A Tree In A Temple (#ThursdayTreeLove)

The Ram Mandir in Pune's Tulshibag is a heritage site and it was constructed during the peak of the Peshwa rule and it was completed in 1761. The temple has stood the test of time and despite huge changes in its surroundings. 

Beautiful as the temple is, it was the Muchkunda tree growing in the courtyard that caught my eye.. It has a magnificently gnarled trunk (is that possible) and its roots seemed to have surfaced and uprooted some of the surrounding tiles. I have no idea if the Muchkunda is as old as the temple but it has certainly seen many a monsoons...







Muchkunda or Pterospermum acerifolium belongs to the Sterculiaceae family and is also called Kanak Champa in some parts of India. It can be easily recognised by its typical palmate leaves and flowers that are intensely fragrant and look like a peeled banana!  

Notice the leaf shape and the flowers. This image of a Muchkunda located elsewhere
Restoration works at the site have included creating a base of stones around the tree but I am not sure I really like that grey structure. Here are some more images


The newly restored temple and the Muchkunda Tree

Looking up!
Research has revealed that the Pterospermum acerifolium has some mythological importance as well. You can read about it here and here

If you ever get a chance to visit the Tulshibag in Pune, do not forget to admire the magnificent Muchkunda.

I am participating in Parul's #ThursdayTreeLove31. It is a photo feature posted on the second and fourth Thursday of every month. Head over there to see some amazing trees from around the world!

28 December 2017

Mother Tree (#ThursdayTreeLove)

Temple, Crocodile, Ficus

This tree caught my eye for two reasons, the interesting growth on its branch and a profusion of greenery at the base of its trunk.

As I went closer, it was clear that this was a very old Peepal (see the reddish heart shaped young leaves with typical pointy tips). The tree itself seemed to be a mother for the several species growing on or under or around it providing shade, support and nutrition. It doesn't seem to discriminate between them. I am quite sure several animals must have made a residence there as well. 

I wonder how old must the Peepal be? 


Kerala, Ficus, Temple

14 December 2017

Ghostly (ThursdayTreeLove)
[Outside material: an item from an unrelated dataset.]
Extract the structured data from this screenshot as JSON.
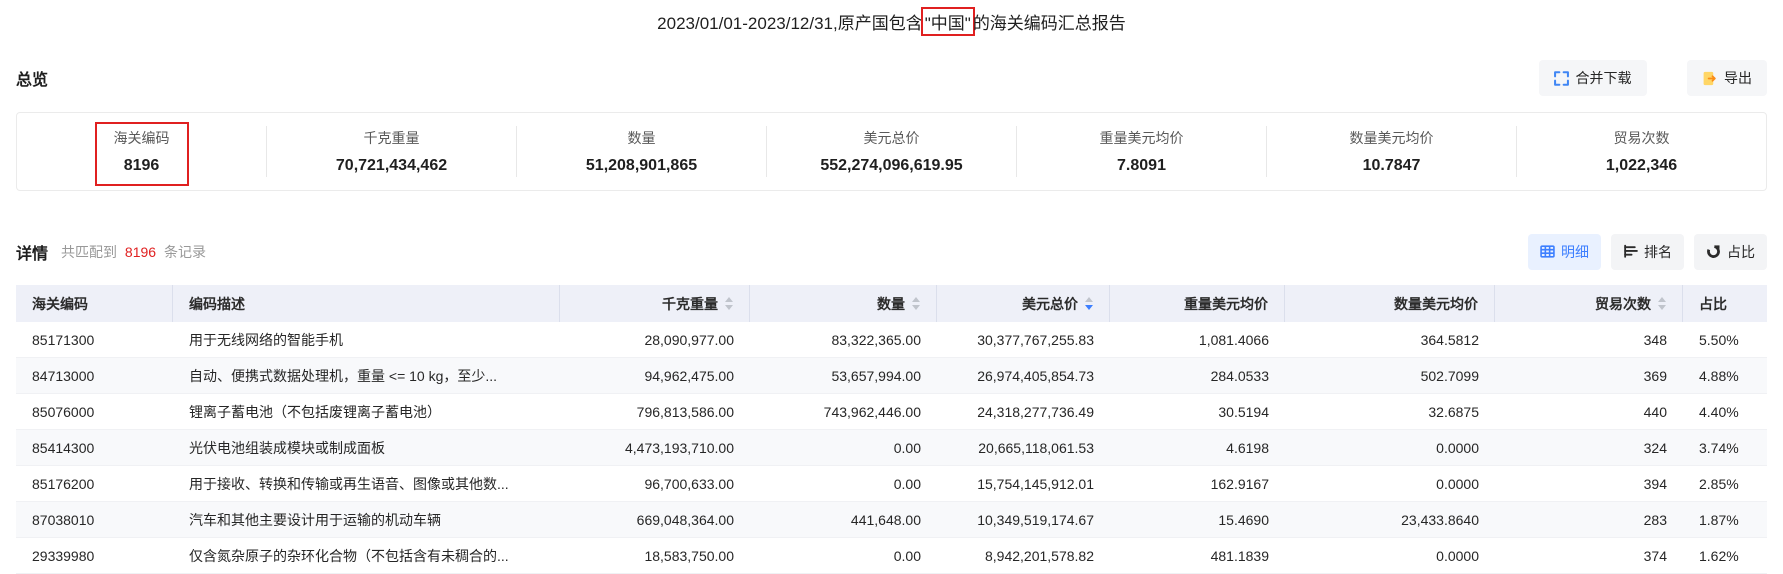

This tree was the first thing that caught my eye when I visited South Carolina. I was intrigued by the filament like structures growing on its branches and general ghostly appearance. The season was spring so I was expecting tender shoots or even flowers but this white 'mane' totally stumped me. As usual, I had a short list of common trees I was likely to see but this did not fit any description....


My sister in law informed me that these hanging filaments were Spanish Moss. Google helped with more information. Tillandsia usneoides is its botanical name belonging to the Bromeliaceae family and is found commonly growing on oak trees. Since my post is about trees, I shall not go into details about Tillandsia but you can look it up here
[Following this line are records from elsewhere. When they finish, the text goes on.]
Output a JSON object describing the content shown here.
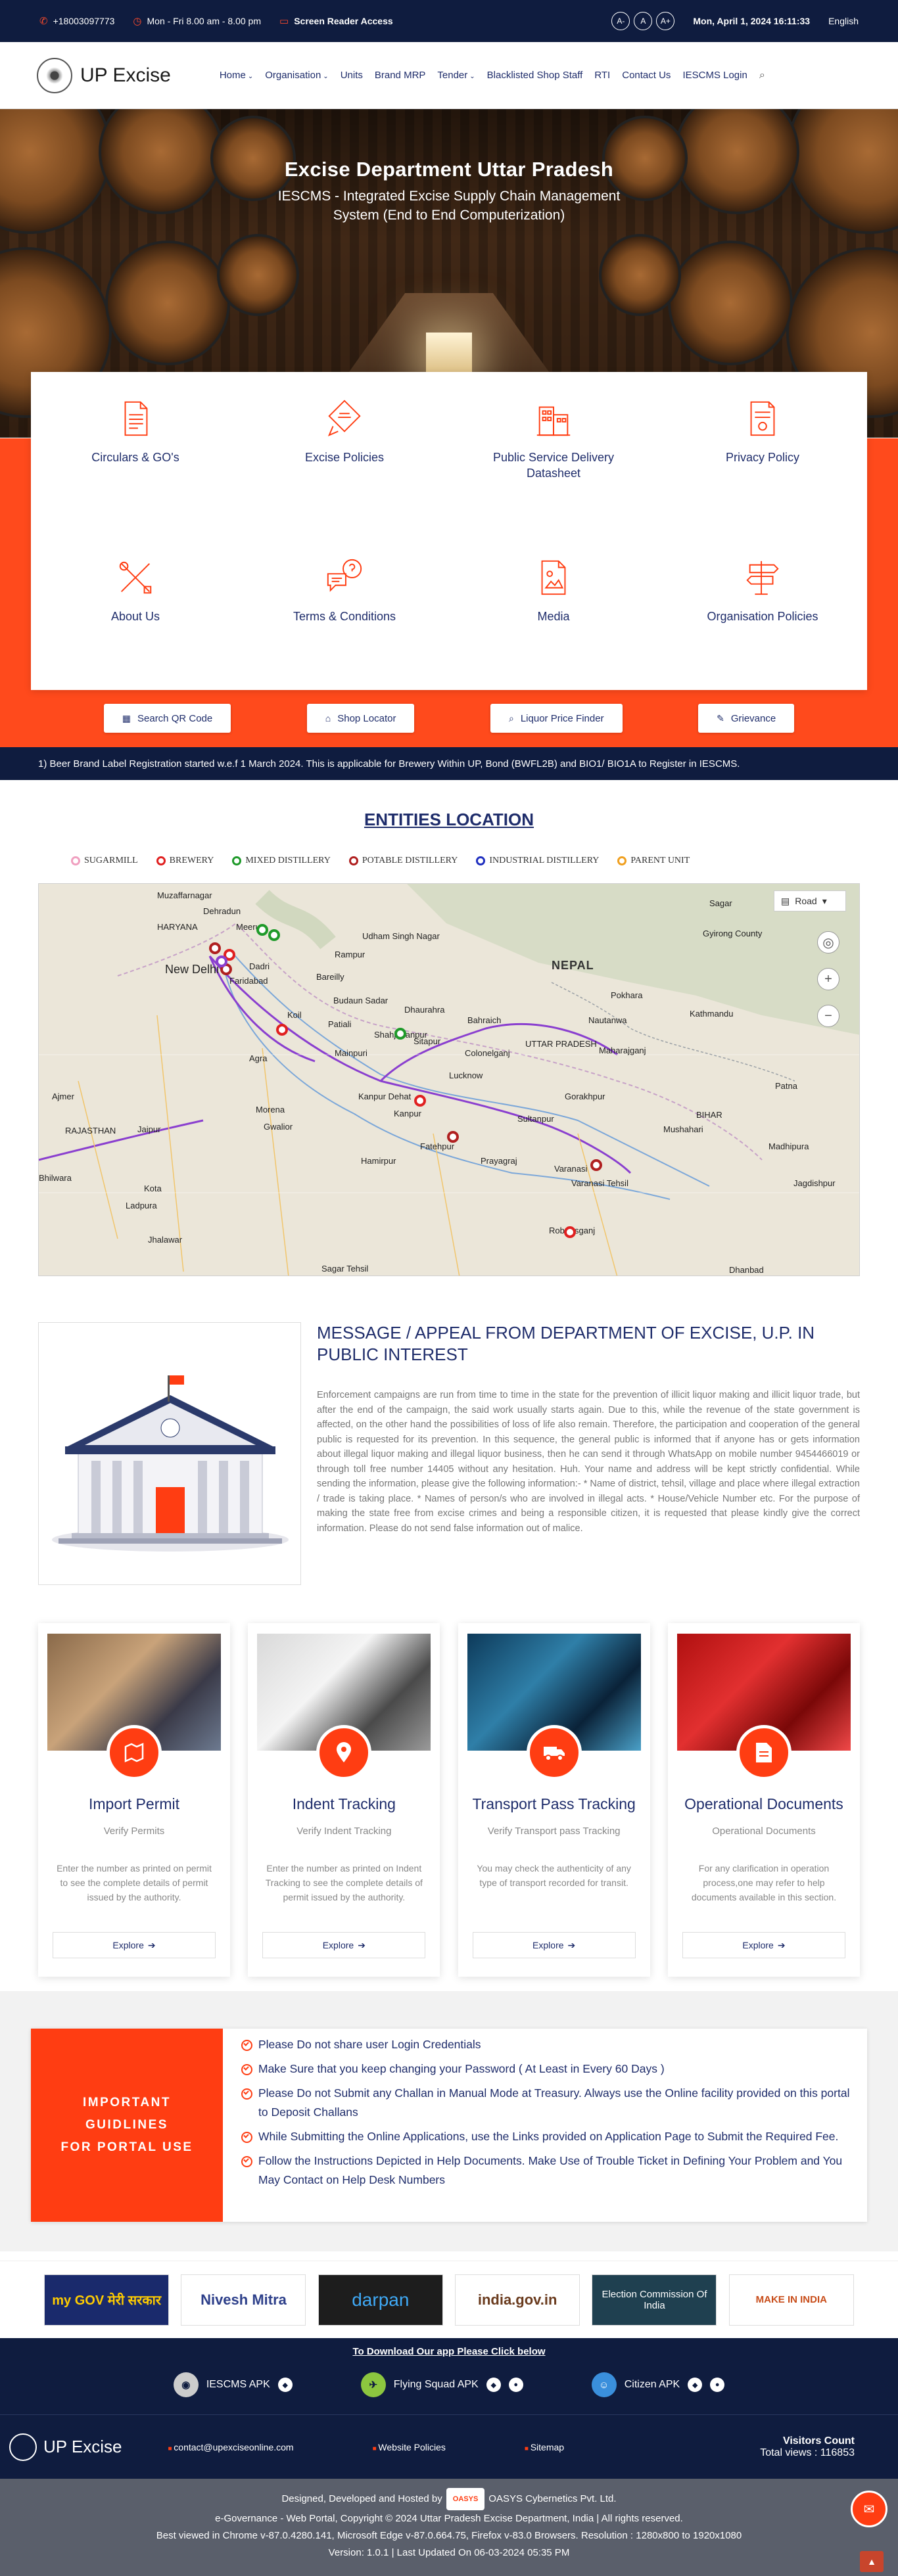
{
  "topbar": {
    "phone": "+18003097773",
    "hours": "Mon - Fri 8.00 am - 8.00 pm",
    "screen_reader": "Screen Reader Access",
    "font_minus": "A-",
    "font_normal": "A",
    "font_plus": "A+",
    "datetime": "Mon, April 1, 2024 16:11:33",
    "language": "English"
  },
  "header": {
    "brand": "UP Excise",
    "nav": [
      "Home",
      "Organisation",
      "Units",
      "Brand MRP",
      "Tender",
      "Blacklisted Shop Staff",
      "RTI",
      "Contact Us",
      "IESCMS Login"
    ]
  },
  "hero": {
    "title": "Excise Department Uttar Pradesh",
    "subtitle": "IESCMS - Integrated Excise Supply Chain Management System (End to End Computerization)"
  },
  "tiles": [
    {
      "label": "Circulars & GO's",
      "icon": "document-icon"
    },
    {
      "label": "Excise Policies",
      "icon": "policy-icon"
    },
    {
      "label": "Public Service Delivery Datasheet",
      "icon": "building-icon"
    },
    {
      "label": "Privacy Policy",
      "icon": "privacy-document-icon"
    },
    {
      "label": "About Us",
      "icon": "tools-icon"
    },
    {
      "label": "Terms & Conditions",
      "icon": "chat-question-icon"
    },
    {
      "label": "Media",
      "icon": "media-file-icon"
    },
    {
      "label": "Organisation Policies",
      "icon": "signpost-icon"
    }
  ],
  "quick_buttons": [
    "Search QR Code",
    "Shop Locator",
    "Liquor Price Finder",
    "Grievance"
  ],
  "ticker": "1) Beer Brand Label Registration started w.e.f 1 March 2024. This is applicable for Brewery Within UP, Bond (BWFL2B) and BIO1/ BIO1A to Register in IESCMS.",
  "entities": {
    "title": "ENTITIES LOCATION",
    "legend": [
      {
        "label": "SUGARMILL",
        "color": "#f0a0c0"
      },
      {
        "label": "BREWERY",
        "color": "#e02020"
      },
      {
        "label": "MIXED DISTILLERY",
        "color": "#1f9a2a"
      },
      {
        "label": "POTABLE DISTILLERY",
        "color": "#b02020"
      },
      {
        "label": "INDUSTRIAL DISTILLERY",
        "color": "#2030c0"
      },
      {
        "label": "PARENT UNIT",
        "color": "#f0a020"
      }
    ],
    "map_type": "Road",
    "places": [
      "Muzaffarnagar",
      "Dehradun",
      "Meerut",
      "Udham Singh Nagar",
      "Rampur",
      "NEPAL",
      "Sagar",
      "Gyirong County",
      "Pokhara",
      "Kathmandu",
      "New Delhi",
      "Dadri",
      "Faridabad",
      "Bareilly",
      "Budaun Sadar",
      "Dhaurahra",
      "Bahraich",
      "Nautanwa",
      "Maharajganj",
      "Koil",
      "Patiali",
      "Shahjahanpur",
      "Sitapur",
      "UTTAR PRADESH",
      "Mainpuri",
      "Colonelganj",
      "Agra",
      "Lucknow",
      "Gorakhpur",
      "Kanpur Dehat",
      "Ajmer",
      "Morena",
      "Kanpur",
      "Sultanpur",
      "Gwalior",
      "Mushahari",
      "BIHAR",
      "Jaipur",
      "RAJASTHAN",
      "Fatehpur",
      "Madhipura",
      "Hamirpur",
      "Prayagraj",
      "Varanasi",
      "Varanasi Tehsil",
      "Jagdishpur",
      "Bhilwara",
      "Kota",
      "Ladpura",
      "Robertsganj",
      "Jhalawar",
      "Sagar Tehsil",
      "Dhanbad",
      "HARYANA",
      "Patna"
    ]
  },
  "message": {
    "title": "MESSAGE / APPEAL FROM DEPARTMENT OF EXCISE, U.P. IN PUBLIC INTEREST",
    "body": "Enforcement campaigns are run from time to time in the state for the prevention of illicit liquor making and illicit liquor trade, but after the end of the campaign, the said work usually starts again. Due to this, while the revenue of the state government is affected, on the other hand the possibilities of loss of life also remain. Therefore, the participation and cooperation of the general public is requested for its prevention. In this sequence, the general public is informed that if anyone has or gets information about illegal liquor making and illegal liquor business, then he can send it through WhatsApp on mobile number 9454466019 or through toll free number 14405 without any hesitation. Huh. Your name and address will be kept strictly confidential. While sending the information, please give the following information:- * Name of district, tehsil, village and place where illegal extraction / trade is taking place. * Names of person/s who are involved in illegal acts. * House/Vehicle Number etc. For the purpose of making the state free from excise crimes and being a responsible citizen, it is requested that please kindly give the correct information. Please do not send false information out of malice."
  },
  "cards": [
    {
      "title": "Import Permit",
      "subtitle": "Verify Permits",
      "text": "Enter the number as printed on permit to see the complete details of permit issued by the authority.",
      "button": "Explore",
      "icon": "map-icon"
    },
    {
      "title": "Indent Tracking",
      "subtitle": "Verify Indent Tracking",
      "text": "Enter the number as printed on Indent Tracking to see the complete details of permit issued by the authority.",
      "button": "Explore",
      "icon": "location-pin-icon"
    },
    {
      "title": "Transport Pass Tracking",
      "subtitle": "Verify Transport pass Tracking",
      "text": "You may check the authenticity of any type of transport recorded for transit.",
      "button": "Explore",
      "icon": "truck-icon"
    },
    {
      "title": "Operational Documents",
      "subtitle": "Operational Documents",
      "text": "For any clarification in operation process,one may refer to help documents available in this section.",
      "button": "Explore",
      "icon": "file-icon"
    }
  ],
  "guidelines": {
    "label_lines": [
      "IMPORTANT",
      "GUIDLINES",
      "FOR PORTAL USE"
    ],
    "items": [
      "Please Do not share user Login Credentials",
      "Make Sure that you keep changing your Password ( At Least in Every 60 Days )",
      "Please Do not Submit any Challan in Manual Mode at Treasury. Always use the Online facility provided on this portal to Deposit Challans",
      "While Submitting the Online Applications, use the Links provided on Application Page to Submit the Required Fee.",
      "Follow the Instructions Depicted in Help Documents. Make Use of Trouble Ticket in Defining Your Problem and You May Contact on Help Desk Numbers"
    ]
  },
  "partner_logos": [
    {
      "name": "myGov",
      "text": "my GOV मेरी सरकार"
    },
    {
      "name": "nivesh-mitra",
      "text": "Nivesh Mitra"
    },
    {
      "name": "darpan",
      "text": "darpan"
    },
    {
      "name": "india-gov",
      "text": "india.gov.in"
    },
    {
      "name": "election-commission",
      "text": "Election Commission Of India"
    },
    {
      "name": "make-in-india",
      "text": "MAKE IN INDIA"
    }
  ],
  "apps": {
    "download_text": "To Download Our app Please Click below",
    "items": [
      "IESCMS APK",
      "Flying Squad APK",
      "Citizen APK"
    ]
  },
  "footer": {
    "brand": "UP Excise",
    "email": "contact@upexciseonline.com",
    "website_policies": "Website Policies",
    "sitemap": "Sitemap",
    "visitors_label": "Visitors Count",
    "visitors_total": "Total views : 116853",
    "designed_by_prefix": "Designed, Developed and Hosted by",
    "oasys_badge": "OASYS",
    "company": "OASYS Cybernetics Pvt. Ltd.",
    "copyright": "e-Governance - Web Portal, Copyright © 2024 Uttar Pradesh Excise Department, India | All rights reserved.",
    "browsers": "Best viewed in Chrome v-87.0.4280.141, Microsoft Edge v-87.0.664.75, Firefox v-83.0 Browsers. Resolution : 1280x800 to 1920x1080",
    "version": "Version: 1.0.1 | Last Updated On 06-03-2024 05:35 PM"
  },
  "colors": {
    "navy": "#0f1c3f",
    "accent": "#ff3d12",
    "heading": "#1f2d6b"
  }
}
Aha.. that took care of the mystery! What I was seeing was an Oak and what I thought as its leaves was actually another epiphytic plant growing on it. 
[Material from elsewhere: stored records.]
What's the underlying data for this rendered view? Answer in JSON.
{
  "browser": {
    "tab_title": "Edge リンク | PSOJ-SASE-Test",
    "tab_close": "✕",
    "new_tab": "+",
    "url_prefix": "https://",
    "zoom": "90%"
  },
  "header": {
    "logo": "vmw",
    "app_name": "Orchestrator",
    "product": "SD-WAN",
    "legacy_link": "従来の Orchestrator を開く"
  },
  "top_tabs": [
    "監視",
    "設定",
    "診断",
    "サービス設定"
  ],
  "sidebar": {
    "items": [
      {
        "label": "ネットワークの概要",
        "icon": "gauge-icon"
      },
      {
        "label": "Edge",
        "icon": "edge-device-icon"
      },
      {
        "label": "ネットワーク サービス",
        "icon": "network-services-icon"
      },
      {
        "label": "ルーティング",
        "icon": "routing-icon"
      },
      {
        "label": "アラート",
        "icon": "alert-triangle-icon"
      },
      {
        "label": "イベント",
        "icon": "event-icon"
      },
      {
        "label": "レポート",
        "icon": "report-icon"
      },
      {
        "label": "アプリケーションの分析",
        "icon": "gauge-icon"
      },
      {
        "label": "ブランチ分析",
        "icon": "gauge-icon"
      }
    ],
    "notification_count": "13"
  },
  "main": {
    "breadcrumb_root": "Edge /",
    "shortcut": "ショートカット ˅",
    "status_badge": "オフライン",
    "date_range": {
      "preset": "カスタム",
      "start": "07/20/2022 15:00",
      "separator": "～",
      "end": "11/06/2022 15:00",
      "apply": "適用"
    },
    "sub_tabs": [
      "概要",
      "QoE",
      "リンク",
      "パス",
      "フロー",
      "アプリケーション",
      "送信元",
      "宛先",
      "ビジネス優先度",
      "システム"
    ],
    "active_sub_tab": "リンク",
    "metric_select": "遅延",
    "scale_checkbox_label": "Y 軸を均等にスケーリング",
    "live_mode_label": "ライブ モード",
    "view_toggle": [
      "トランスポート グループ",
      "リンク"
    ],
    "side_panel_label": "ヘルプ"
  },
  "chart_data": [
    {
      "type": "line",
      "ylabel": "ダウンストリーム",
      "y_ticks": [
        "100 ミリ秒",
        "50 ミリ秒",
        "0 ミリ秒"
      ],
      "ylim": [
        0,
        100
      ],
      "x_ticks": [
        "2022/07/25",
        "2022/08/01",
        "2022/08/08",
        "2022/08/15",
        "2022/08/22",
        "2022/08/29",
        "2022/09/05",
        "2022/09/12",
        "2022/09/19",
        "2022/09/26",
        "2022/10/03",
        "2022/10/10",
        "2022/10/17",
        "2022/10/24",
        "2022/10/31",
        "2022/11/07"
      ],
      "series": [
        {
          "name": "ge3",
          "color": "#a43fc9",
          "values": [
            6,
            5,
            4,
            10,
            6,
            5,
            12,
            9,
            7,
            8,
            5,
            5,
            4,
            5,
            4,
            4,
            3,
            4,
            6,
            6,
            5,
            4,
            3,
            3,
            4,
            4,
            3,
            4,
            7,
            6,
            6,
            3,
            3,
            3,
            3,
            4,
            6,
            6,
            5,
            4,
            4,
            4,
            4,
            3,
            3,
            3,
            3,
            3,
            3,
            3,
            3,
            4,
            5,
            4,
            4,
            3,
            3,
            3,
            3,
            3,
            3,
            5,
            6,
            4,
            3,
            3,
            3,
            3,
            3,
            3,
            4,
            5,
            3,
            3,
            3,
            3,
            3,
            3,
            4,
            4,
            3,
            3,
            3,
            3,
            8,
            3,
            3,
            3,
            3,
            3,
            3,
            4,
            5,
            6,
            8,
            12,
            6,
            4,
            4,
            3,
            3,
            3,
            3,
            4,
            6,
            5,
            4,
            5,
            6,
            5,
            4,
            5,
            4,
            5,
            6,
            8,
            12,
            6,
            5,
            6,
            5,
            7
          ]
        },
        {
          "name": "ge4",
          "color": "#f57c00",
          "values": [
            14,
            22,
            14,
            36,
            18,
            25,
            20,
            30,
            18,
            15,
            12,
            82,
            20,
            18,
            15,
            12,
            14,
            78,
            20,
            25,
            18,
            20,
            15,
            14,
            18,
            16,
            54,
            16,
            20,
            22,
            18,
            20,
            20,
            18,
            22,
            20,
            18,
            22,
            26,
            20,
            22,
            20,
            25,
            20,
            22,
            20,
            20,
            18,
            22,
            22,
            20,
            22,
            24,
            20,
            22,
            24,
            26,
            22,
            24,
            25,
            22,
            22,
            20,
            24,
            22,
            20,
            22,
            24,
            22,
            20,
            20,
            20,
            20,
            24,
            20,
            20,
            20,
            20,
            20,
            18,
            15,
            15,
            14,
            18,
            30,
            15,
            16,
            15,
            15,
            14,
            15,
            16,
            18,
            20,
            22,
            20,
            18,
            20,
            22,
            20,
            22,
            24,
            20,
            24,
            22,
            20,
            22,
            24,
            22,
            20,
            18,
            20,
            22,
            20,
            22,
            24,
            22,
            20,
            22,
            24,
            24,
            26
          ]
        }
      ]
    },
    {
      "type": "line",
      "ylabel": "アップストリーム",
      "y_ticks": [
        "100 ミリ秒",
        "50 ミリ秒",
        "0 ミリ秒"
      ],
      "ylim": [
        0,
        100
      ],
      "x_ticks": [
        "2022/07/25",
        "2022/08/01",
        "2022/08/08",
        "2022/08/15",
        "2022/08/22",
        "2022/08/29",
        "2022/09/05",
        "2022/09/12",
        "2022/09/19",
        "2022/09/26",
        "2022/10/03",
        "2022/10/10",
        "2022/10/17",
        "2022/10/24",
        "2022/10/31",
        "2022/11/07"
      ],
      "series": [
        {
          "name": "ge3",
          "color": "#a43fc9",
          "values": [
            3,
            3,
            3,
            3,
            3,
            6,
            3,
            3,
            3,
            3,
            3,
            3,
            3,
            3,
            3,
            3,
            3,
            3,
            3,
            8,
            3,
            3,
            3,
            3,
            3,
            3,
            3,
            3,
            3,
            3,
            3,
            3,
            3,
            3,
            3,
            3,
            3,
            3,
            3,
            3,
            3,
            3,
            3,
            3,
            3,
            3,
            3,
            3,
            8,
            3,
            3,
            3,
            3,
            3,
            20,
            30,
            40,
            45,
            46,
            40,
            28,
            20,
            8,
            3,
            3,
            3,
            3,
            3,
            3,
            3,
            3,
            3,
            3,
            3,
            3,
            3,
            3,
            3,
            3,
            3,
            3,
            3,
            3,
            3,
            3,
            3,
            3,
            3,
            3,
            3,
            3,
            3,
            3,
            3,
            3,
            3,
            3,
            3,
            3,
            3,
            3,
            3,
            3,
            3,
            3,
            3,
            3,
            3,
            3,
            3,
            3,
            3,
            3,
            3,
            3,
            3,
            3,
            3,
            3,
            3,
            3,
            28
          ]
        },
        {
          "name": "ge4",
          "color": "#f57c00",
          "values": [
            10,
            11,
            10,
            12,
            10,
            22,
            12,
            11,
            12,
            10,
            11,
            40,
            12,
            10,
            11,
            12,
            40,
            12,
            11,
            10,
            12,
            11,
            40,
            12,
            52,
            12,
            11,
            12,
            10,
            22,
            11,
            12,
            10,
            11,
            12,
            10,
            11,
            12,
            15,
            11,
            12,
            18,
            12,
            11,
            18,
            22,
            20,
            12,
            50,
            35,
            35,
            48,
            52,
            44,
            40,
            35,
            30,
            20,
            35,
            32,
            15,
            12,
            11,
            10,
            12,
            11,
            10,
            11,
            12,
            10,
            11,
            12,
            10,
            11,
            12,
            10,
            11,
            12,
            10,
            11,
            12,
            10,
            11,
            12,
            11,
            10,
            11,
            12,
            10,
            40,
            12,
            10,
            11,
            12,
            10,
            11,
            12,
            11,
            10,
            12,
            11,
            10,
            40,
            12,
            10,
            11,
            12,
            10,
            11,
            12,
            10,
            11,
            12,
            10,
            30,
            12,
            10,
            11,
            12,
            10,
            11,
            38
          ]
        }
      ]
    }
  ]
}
Here is a close up where the Oak leaves are visible.



To this day, the Spanish Moss-festooned oak remains one of the most dramatic trees I have seen. 

I am participating in Parul's #ThursdayTreeLove29. Do head over to see some fantastic trees from around the world.